Brian: NESN’s Rob Lunn wrote a column on Saturday lamenting the lack of a rival for UConn football. But who does he think UConn's rival should be?
The obvious answer is Boston College, but the Eagles jumped to the ACC and now find themselves playing 95 percent of their schedule south of the Mason-Dixon Line. (Recruits take notice, if you wanna play big-time college football in New England, stick to UConn.) So where does that leave us? With few options, besides a strongly worded letter to BC."
As a UConn grad and former member of the Huskies football team, Lunn is certainly not an unbiased columnist. Who are we kidding? We aren't either.
First beef with this: Boston College actually plays two-thirds of their schedule north of the Mason-Dixon line (with seven home games and future non-conference road games against Notre Dame, Syracuse, Northwestern, to name a few). Do recruits really take notice? Would New England college football recruits really choose to play at UConn over Boston College? I know the Atlantic Coast Conference's football reputation has been through the ringer the past few years, but ACC football and Big East football shouldn’t even be in the same conversation right now. Your thoughts?
Jeff: Recruits take notice of a lot of things including opportunities to play in front of large national television audiences. I'm going to guess that last year's Music City Bowl, the ACC Championship Game vs. Virginia Tech and the night game at Florida State all drew higher numbers than UConn biggest game by a large margin. UConn football can not touch Boston College right now and this is just a biased, jealous columnist writing.
Also note that UConn goes on its fair share of road trips for football including South Florida, Cincinnati, and Louisville in conference. When the Big East replaced Boston College, Virginia Tech and Miami (Fla.) they broadened their own geographical umbrella by adding those schools.
Brian: I don’t understand the sour grapes here. Does UConn even need a rival? Note the recent rises of football programs like Boise State and South Florida. As they have moved up the I-A ladder, they have done so largely without a traditional college football rival. Maybe Boise State-Fresno State and South Florida-Central Florida could be considered rivals, but both of those rivalries have the feel of a big brother-little brother relationship rather than a true rivalry. In your opinion, who should UConn’s rivalry truly be?
Jeff: Ohio State has Michigan. Florida State has Miami (Fla.). USC has UCLA. But not everyone college football program has a major rival, and that list of programs without a major rival includes Boston College.
Boise State doesn't have a rival? I would guess that if you asked people at the University of Idaho, they would tell you differently. Mark Schlereth - former Idaho Vandals and NFL player turned ESPN football analyst - was just saying the other day how much he hated Boise State.
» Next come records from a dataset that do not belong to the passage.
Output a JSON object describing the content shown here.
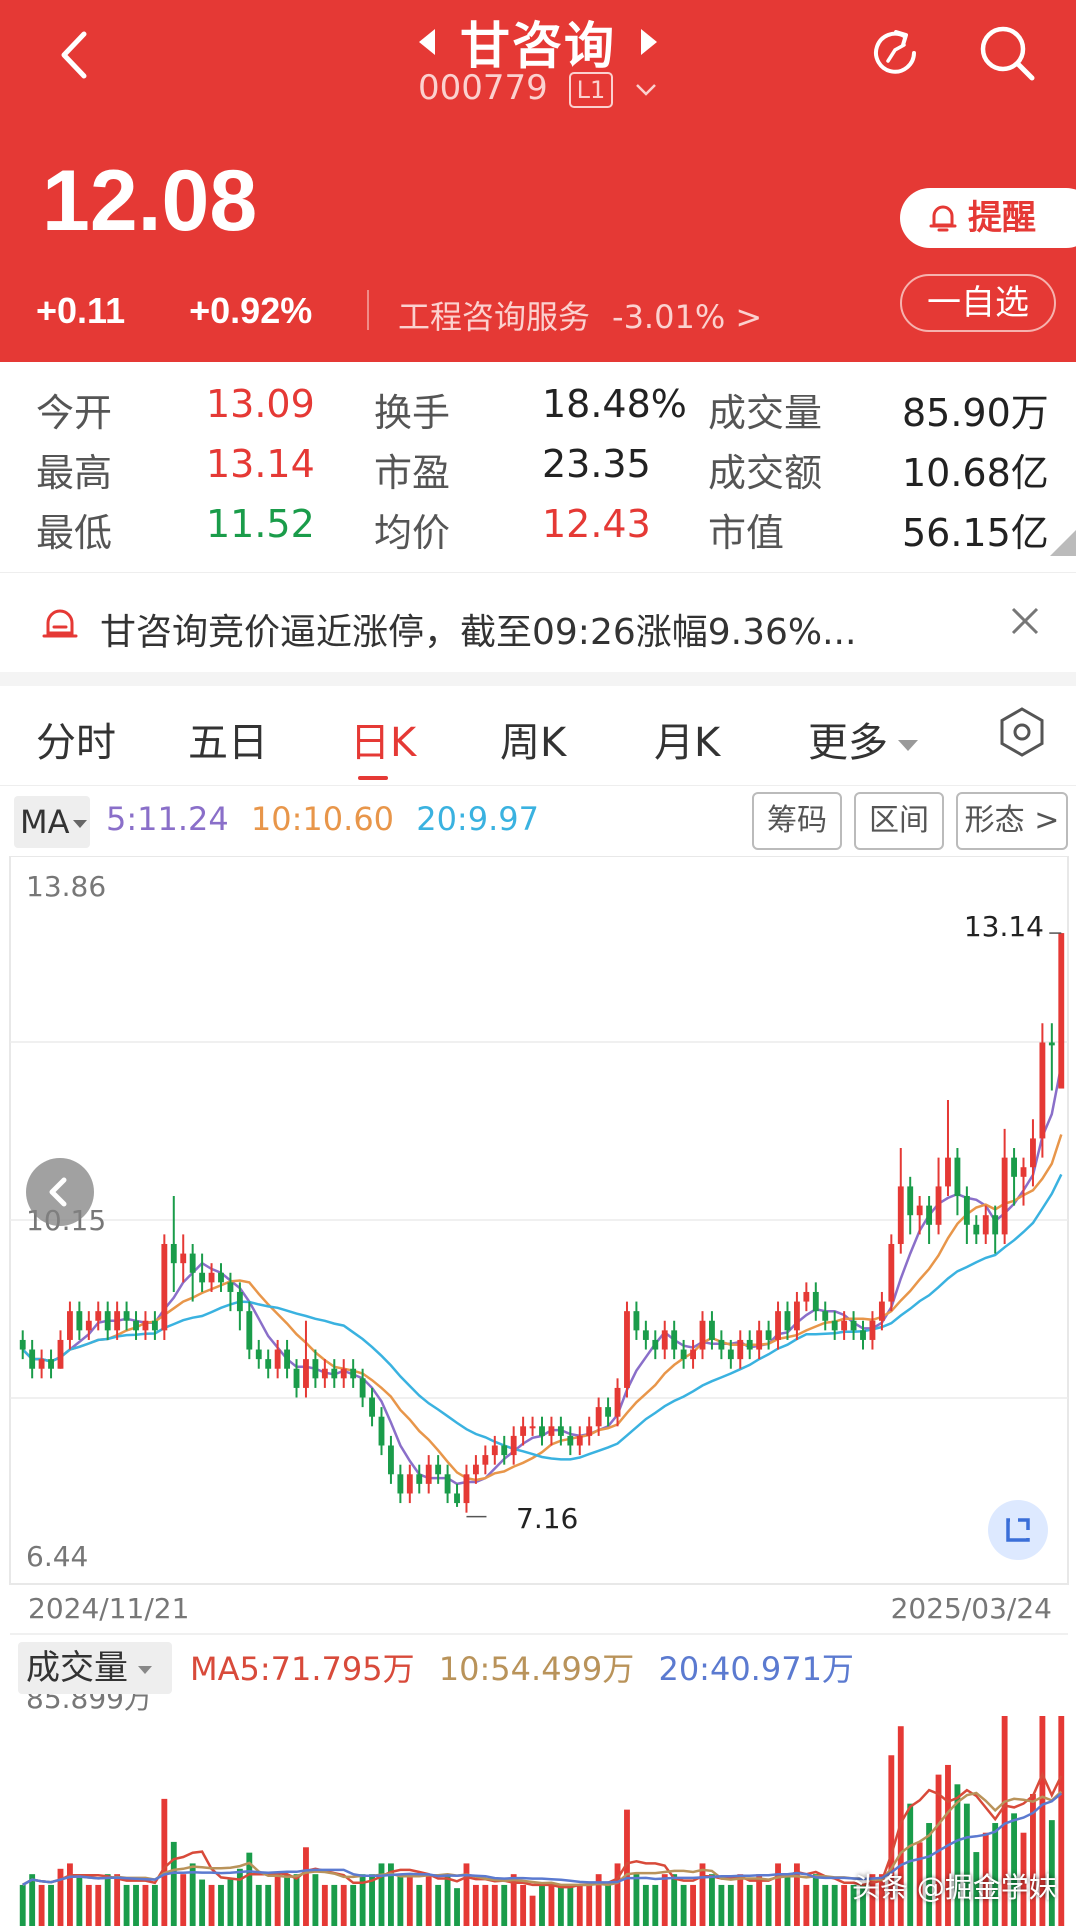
{
  "header": {
    "stock_name": "甘咨询",
    "stock_code": "000779",
    "level": "L1",
    "price": "12.08",
    "change": "+0.11",
    "change_pct": "+0.92%",
    "sector_name": "工程咨询服务",
    "sector_pct": "-3.01%",
    "sector_arrow": ">",
    "alert_label": "提醒",
    "watchlist_label": "一自选"
  },
  "colors": {
    "header_bg": "#e53935",
    "up": "#e53935",
    "down": "#1a9c4a",
    "ma5": "#8a6fc9",
    "ma10": "#e8964a",
    "ma20": "#3ab2e0"
  },
  "stats": [
    {
      "label": "今开",
      "value": "13.09",
      "tone": "up"
    },
    {
      "label": "换手",
      "value": "18.48%",
      "tone": "neutral"
    },
    {
      "label": "成交量",
      "value": "85.90万",
      "tone": "neutral"
    },
    {
      "label": "最高",
      "value": "13.14",
      "tone": "up"
    },
    {
      "label": "市盈",
      "value": "23.35",
      "tone": "neutral"
    },
    {
      "label": "成交额",
      "value": "10.68亿",
      "tone": "neutral"
    },
    {
      "label": "最低",
      "value": "11.52",
      "tone": "down"
    },
    {
      "label": "均价",
      "value": "12.43",
      "tone": "up"
    },
    {
      "label": "市值",
      "value": "56.15亿",
      "tone": "neutral"
    }
  ],
  "notice": {
    "text": "甘咨询竞价逼近涨停，截至09:26涨幅9.36%..."
  },
  "tabs": [
    "分时",
    "五日",
    "日K",
    "周K",
    "月K",
    "更多"
  ],
  "active_tab": "日K",
  "ma": {
    "label": "MA",
    "ma5": "5:11.24",
    "ma10": "10:10.60",
    "ma20": "20:9.97"
  },
  "tools": [
    "筹码",
    "区间",
    "形态 >"
  ],
  "kline": {
    "y_max_label": "13.86",
    "y_mid_label": "10.15",
    "y_min_label": "6.44",
    "high_label": "13.14",
    "low_label": "7.16",
    "start_date": "2024/11/21",
    "end_date": "2025/03/24"
  },
  "volume": {
    "label": "成交量",
    "ma5": "MA5:71.795万",
    "ma10": "10:54.499万",
    "ma20": "20:40.971万",
    "max_label": "85.899万"
  },
  "watermark": "头条 @掘金学妹",
  "chart_data": {
    "type": "candlestick",
    "x_range": [
      "2024/11/21",
      "2025/03/24"
    ],
    "y_axis_ticks": [
      13.86,
      10.15,
      6.44
    ],
    "candles": [
      [
        8.9,
        8.8,
        9.0,
        8.7
      ],
      [
        8.8,
        8.6,
        8.9,
        8.5
      ],
      [
        8.6,
        8.7,
        8.8,
        8.5
      ],
      [
        8.7,
        8.6,
        8.8,
        8.5
      ],
      [
        8.6,
        8.9,
        9.0,
        8.6
      ],
      [
        8.9,
        9.2,
        9.3,
        8.8
      ],
      [
        9.2,
        9.0,
        9.3,
        8.9
      ],
      [
        9.0,
        9.1,
        9.2,
        8.9
      ],
      [
        9.1,
        9.2,
        9.3,
        9.0
      ],
      [
        9.2,
        9.0,
        9.3,
        8.9
      ],
      [
        9.0,
        9.2,
        9.3,
        8.9
      ],
      [
        9.2,
        9.1,
        9.3,
        9.0
      ],
      [
        9.1,
        9.0,
        9.2,
        8.9
      ],
      [
        9.0,
        9.1,
        9.2,
        8.9
      ],
      [
        9.1,
        9.0,
        9.2,
        8.9
      ],
      [
        9.0,
        9.9,
        10.0,
        8.9
      ],
      [
        9.9,
        9.7,
        10.4,
        9.4
      ],
      [
        9.7,
        9.8,
        10.0,
        9.5
      ],
      [
        9.8,
        9.6,
        9.9,
        9.3
      ],
      [
        9.6,
        9.5,
        9.8,
        9.4
      ],
      [
        9.5,
        9.6,
        9.7,
        9.4
      ],
      [
        9.6,
        9.5,
        9.7,
        9.4
      ],
      [
        9.5,
        9.4,
        9.6,
        9.2
      ],
      [
        9.4,
        9.2,
        9.5,
        9.0
      ],
      [
        9.2,
        8.8,
        9.3,
        8.7
      ],
      [
        8.8,
        8.7,
        8.9,
        8.6
      ],
      [
        8.7,
        8.6,
        8.8,
        8.5
      ],
      [
        8.6,
        8.8,
        8.9,
        8.5
      ],
      [
        8.8,
        8.6,
        8.9,
        8.5
      ],
      [
        8.6,
        8.4,
        8.7,
        8.3
      ],
      [
        8.4,
        8.7,
        9.1,
        8.3
      ],
      [
        8.7,
        8.5,
        8.8,
        8.4
      ],
      [
        8.5,
        8.6,
        8.7,
        8.4
      ],
      [
        8.6,
        8.5,
        8.7,
        8.4
      ],
      [
        8.5,
        8.6,
        8.7,
        8.4
      ],
      [
        8.6,
        8.5,
        8.7,
        8.4
      ],
      [
        8.5,
        8.3,
        8.6,
        8.2
      ],
      [
        8.3,
        8.1,
        8.4,
        8.0
      ],
      [
        8.1,
        7.8,
        8.2,
        7.7
      ],
      [
        7.8,
        7.5,
        7.9,
        7.4
      ],
      [
        7.5,
        7.3,
        7.6,
        7.2
      ],
      [
        7.3,
        7.5,
        7.6,
        7.2
      ],
      [
        7.5,
        7.4,
        7.6,
        7.3
      ],
      [
        7.4,
        7.6,
        7.7,
        7.3
      ],
      [
        7.6,
        7.5,
        7.7,
        7.4
      ],
      [
        7.5,
        7.3,
        7.6,
        7.2
      ],
      [
        7.3,
        7.2,
        7.4,
        7.16
      ],
      [
        7.2,
        7.5,
        7.6,
        7.1
      ],
      [
        7.5,
        7.6,
        7.7,
        7.4
      ],
      [
        7.6,
        7.7,
        7.8,
        7.5
      ],
      [
        7.7,
        7.8,
        7.9,
        7.6
      ],
      [
        7.8,
        7.7,
        7.9,
        7.6
      ],
      [
        7.7,
        7.9,
        8.0,
        7.6
      ],
      [
        7.9,
        8.0,
        8.1,
        7.8
      ],
      [
        8.0,
        8.0,
        8.1,
        7.9
      ],
      [
        8.0,
        7.9,
        8.1,
        7.8
      ],
      [
        7.9,
        8.0,
        8.1,
        7.8
      ],
      [
        8.0,
        7.9,
        8.1,
        7.8
      ],
      [
        7.9,
        7.8,
        8.0,
        7.7
      ],
      [
        7.8,
        7.9,
        8.0,
        7.7
      ],
      [
        7.9,
        8.0,
        8.1,
        7.8
      ],
      [
        8.0,
        8.2,
        8.3,
        7.9
      ],
      [
        8.2,
        8.1,
        8.3,
        8.0
      ],
      [
        8.1,
        8.4,
        8.5,
        8.0
      ],
      [
        8.4,
        9.2,
        9.3,
        8.3
      ],
      [
        9.2,
        9.0,
        9.3,
        8.9
      ],
      [
        9.0,
        8.9,
        9.1,
        8.8
      ],
      [
        8.9,
        8.8,
        9.0,
        8.7
      ],
      [
        8.8,
        9.0,
        9.1,
        8.7
      ],
      [
        9.0,
        8.8,
        9.1,
        8.7
      ],
      [
        8.8,
        8.7,
        8.9,
        8.6
      ],
      [
        8.7,
        8.8,
        8.9,
        8.6
      ],
      [
        8.8,
        9.1,
        9.2,
        8.7
      ],
      [
        9.1,
        8.9,
        9.2,
        8.8
      ],
      [
        8.9,
        8.8,
        9.0,
        8.7
      ],
      [
        8.8,
        8.7,
        8.9,
        8.6
      ],
      [
        8.7,
        8.9,
        9.0,
        8.6
      ],
      [
        8.9,
        8.8,
        9.0,
        8.7
      ],
      [
        8.8,
        9.0,
        9.1,
        8.7
      ],
      [
        9.0,
        8.9,
        9.1,
        8.8
      ],
      [
        8.9,
        9.2,
        9.3,
        8.8
      ],
      [
        9.2,
        9.0,
        9.3,
        8.9
      ],
      [
        9.0,
        9.3,
        9.4,
        8.9
      ],
      [
        9.3,
        9.4,
        9.5,
        9.2
      ],
      [
        9.4,
        9.2,
        9.5,
        9.1
      ],
      [
        9.2,
        9.1,
        9.3,
        9.0
      ],
      [
        9.1,
        9.0,
        9.2,
        8.9
      ],
      [
        9.0,
        9.1,
        9.2,
        8.9
      ],
      [
        9.1,
        9.0,
        9.2,
        8.9
      ],
      [
        9.0,
        8.9,
        9.1,
        8.8
      ],
      [
        8.9,
        9.1,
        9.2,
        8.8
      ],
      [
        9.1,
        9.3,
        9.4,
        9.0
      ],
      [
        9.3,
        9.9,
        10.0,
        9.2
      ],
      [
        9.9,
        10.5,
        10.9,
        9.8
      ],
      [
        10.5,
        10.2,
        10.6,
        10.0
      ],
      [
        10.2,
        10.3,
        10.4,
        10.0
      ],
      [
        10.3,
        10.1,
        10.4,
        9.9
      ],
      [
        10.1,
        10.5,
        10.8,
        10.0
      ],
      [
        10.5,
        10.8,
        11.4,
        10.4
      ],
      [
        10.8,
        10.4,
        10.9,
        10.2
      ],
      [
        10.4,
        10.1,
        10.5,
        9.9
      ],
      [
        10.1,
        10.0,
        10.2,
        9.9
      ],
      [
        10.0,
        10.2,
        10.3,
        9.9
      ],
      [
        10.2,
        10.0,
        10.3,
        9.8
      ],
      [
        10.0,
        10.8,
        11.1,
        9.9
      ],
      [
        10.8,
        10.6,
        10.9,
        10.3
      ],
      [
        10.6,
        10.7,
        10.8,
        10.3
      ],
      [
        10.7,
        11.0,
        11.2,
        10.5
      ],
      [
        11.0,
        12.0,
        12.2,
        10.8
      ],
      [
        12.0,
        11.97,
        12.2,
        11.5
      ],
      [
        11.52,
        13.14,
        13.14,
        11.52
      ]
    ],
    "ma5_end": 11.24,
    "ma10_end": 10.6,
    "ma20_end": 9.97,
    "high": 13.14,
    "low": 7.16,
    "volume_max": 85.899,
    "volume_unit": "万",
    "volume_ma5": 71.795,
    "volume_ma10": 54.499,
    "volume_ma20": 40.971
  }
}
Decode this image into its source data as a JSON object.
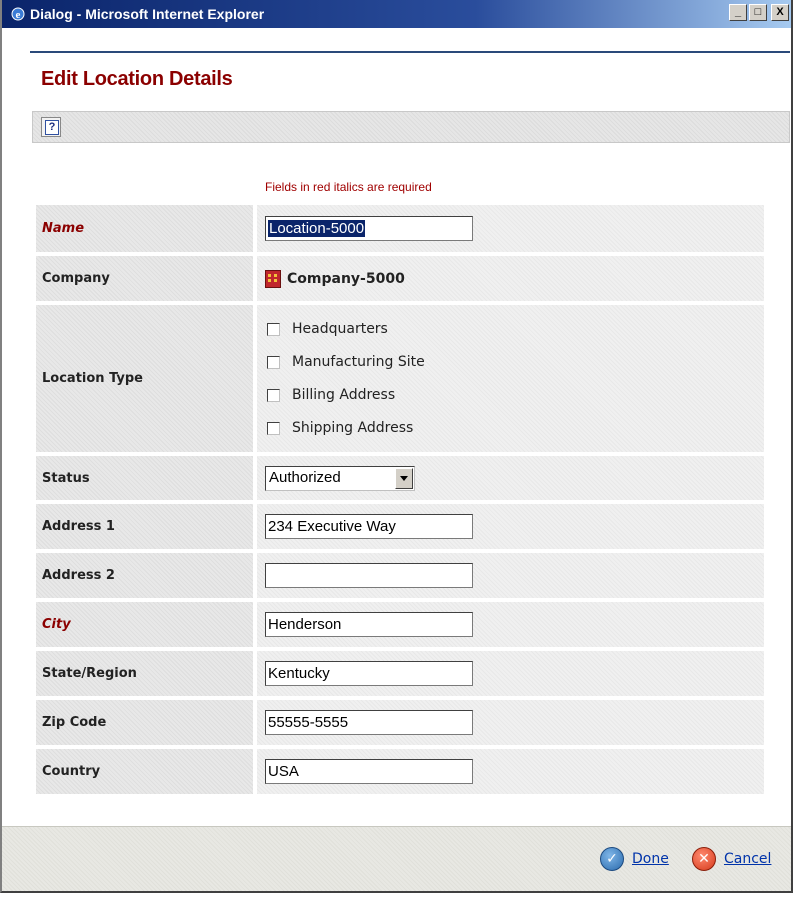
{
  "window": {
    "title": "Dialog - Microsoft Internet Explorer",
    "controls": [
      "_",
      "□",
      "X"
    ]
  },
  "page": {
    "heading": "Edit Location Details",
    "toolbar_help_icon": "help-icon",
    "required_note": "Fields in red italics are required"
  },
  "form": {
    "name": {
      "label": "Name",
      "value": "Location-5000",
      "required": true
    },
    "company": {
      "label": "Company",
      "value": "Company-5000",
      "icon": "building-icon"
    },
    "location_type": {
      "label": "Location Type",
      "options": [
        {
          "label": "Headquarters",
          "checked": false
        },
        {
          "label": "Manufacturing Site",
          "checked": false
        },
        {
          "label": "Billing Address",
          "checked": false
        },
        {
          "label": "Shipping Address",
          "checked": false
        }
      ]
    },
    "status": {
      "label": "Status",
      "value": "Authorized"
    },
    "address1": {
      "label": "Address 1",
      "value": "234 Executive Way"
    },
    "address2": {
      "label": "Address 2",
      "value": ""
    },
    "city": {
      "label": "City",
      "value": "Henderson",
      "required": true
    },
    "state": {
      "label": "State/Region",
      "value": "Kentucky"
    },
    "zip": {
      "label": "Zip Code",
      "value": "55555-5555"
    },
    "country": {
      "label": "Country",
      "value": "USA"
    }
  },
  "footer": {
    "done_label": "Done",
    "cancel_label": "Cancel"
  },
  "colors": {
    "required": "#8b0000",
    "link": "#0033aa",
    "titlebar": "#0a246a"
  }
}
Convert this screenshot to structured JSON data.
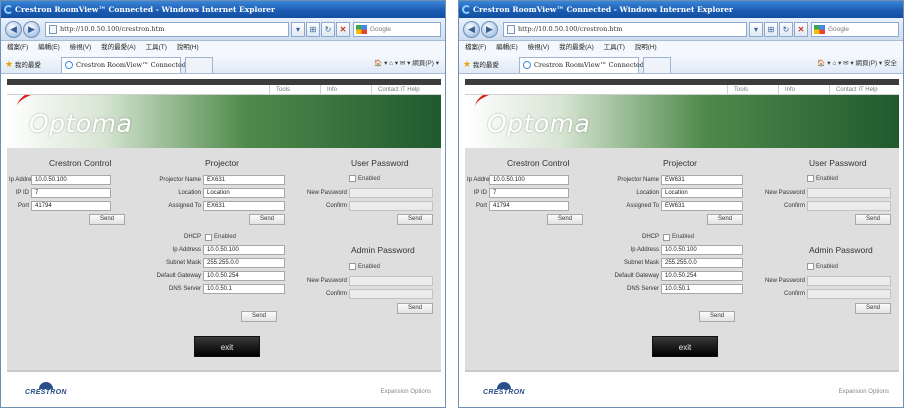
{
  "browser": {
    "title": "Crestron RoomView™ Connected - Windows Internet Explorer",
    "url": "http://10.0.50.100/crestron.htm",
    "search_placeholder": "Google",
    "menu": [
      "檔案(F)",
      "編輯(E)",
      "檢視(V)",
      "我的最愛(A)",
      "工具(T)",
      "說明(H)"
    ],
    "favorites_label": "我的最愛",
    "tab_title": "Crestron RoomView™ Connected",
    "toolbar_text_left": "▾ ⌂ ▾ ✉ ▾ 網頁(P) ▾",
    "toolbar_text_right": "▾ ⌂ ▾ ✉ ▾ 網頁(P) ▾ 安全"
  },
  "top_links": [
    "Tools",
    "Info",
    "Contact IT Help"
  ],
  "brand": {
    "logo": "Optoma"
  },
  "crestron_control": {
    "heading": "Crestron Control",
    "ip_address_label": "Ip Address",
    "ip_address": "10.0.50.100",
    "ip_id_label": "IP ID",
    "ip_id": "7",
    "port_label": "Port",
    "port": "41794",
    "send_label": "Send"
  },
  "projector": {
    "heading": "Projector",
    "name_label": "Projector Name",
    "location_label": "Location",
    "location": "Location",
    "assigned_label": "Assigned To",
    "send_label": "Send",
    "dhcp_label": "DHCP",
    "dhcp_enabled_label": "Enabled",
    "ip_label": "Ip Address",
    "ip": "10.0.50.100",
    "subnet_label": "Subnet Mask",
    "subnet": "255.255.0.0",
    "gateway_label": "Default Gateway",
    "gateway": "10.0.50.254",
    "dns_label": "DNS Server",
    "dns": "10.0.50.1",
    "send2_label": "Send"
  },
  "user_password": {
    "heading": "User Password",
    "enabled_label": "Enabled",
    "new_label": "New Password",
    "confirm_label": "Confirm",
    "send_label": "Send"
  },
  "admin_password": {
    "heading": "Admin Password",
    "enabled_label": "Enabled",
    "new_label": "New Password",
    "confirm_label": "Confirm",
    "send_label": "Send"
  },
  "exit_label": "exit",
  "footer": {
    "crestron": "CRESTRON",
    "expansion": "Expansion Options"
  },
  "windows": [
    {
      "projector_name": "EX631",
      "assigned_to": "EX631"
    },
    {
      "projector_name": "EW631",
      "assigned_to": "EW631"
    }
  ]
}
He said the Boise State-Idaho rivalry was stronger than any he experienced in the NFL.
To get back to your question though, just like I've been saying as long as we've been blogging, Boston College should play UConn annually at Gillette Stadium in Foxboro. BC should still be UConn's rival.
Brian: You are joking, right? Boise State and Idaho as rivals? While the all-time series between the two school has been close – 20-17-1 in favor of Boise State – I can’t consider a series a rivalry when one team has beaten the other 10 times in a row going back to 1999.
Getting back to the question about UConn’s natural rival, it simply cannot and will not be Boston College (despite whiny columns like this one). Lunn talks about a rivalry having either proximity or history. In my opinion, though, you need a little of A and a little of B. While BC and UConn are close geographically, they have absolutely no history whatsoever. The all-time series is 10-0-2 in favor of Boston College. I’ll go ahead and use Lunn's argument against a UMass-UConn rivalry for the argument against a BC-UConn rivalry.
"UConn is making it ways up the D-I ranks, and if Michigan-Appalachian State has taught us anything, losing a game to a Football Championship Subdivision (formerly known as Division I-AA) powerhouse makes this potential series lose-lose."
This is the same feeling I have about playing Connecticut. It is simply a lose-lose proposition for Boston College. Why would we want to strengthen a fledgling I-A football program in our own backyard? There is simply too much bad blood between the two programs from the Eagles' move from the Big East to the ACC.
The natural rival of UConn is Rutgers. The two programs are very similar, and enjoy close geographic proximity now in the expanded geographic footprint of the Big East. They are both big state schools that have been historically insignificant in big time college football. I wish the Huskies would simply quit whining, look down I-95 and embrace their true college football rival: Rutgers.
Jeff: A rivalry is something that cannot be forced and is determined by the players and fans associated with both programs. I really don't care who the rivals of Boise State or UConn truly are. I'm just relaying what I heard and pointing out that you are wrong. By your logic, Boston College and Notre Dame are no longer rivals either. The all-time series between the Eagles and Irish is close but recently has been one-sided.
Brian: I wouldn't necessarily disagree with your last statement either. That is probably why Notre Dame is willing to end the Boston College series after 2010. Those associated with the Irish program don't like to throw around the 'R' word when talking about BC.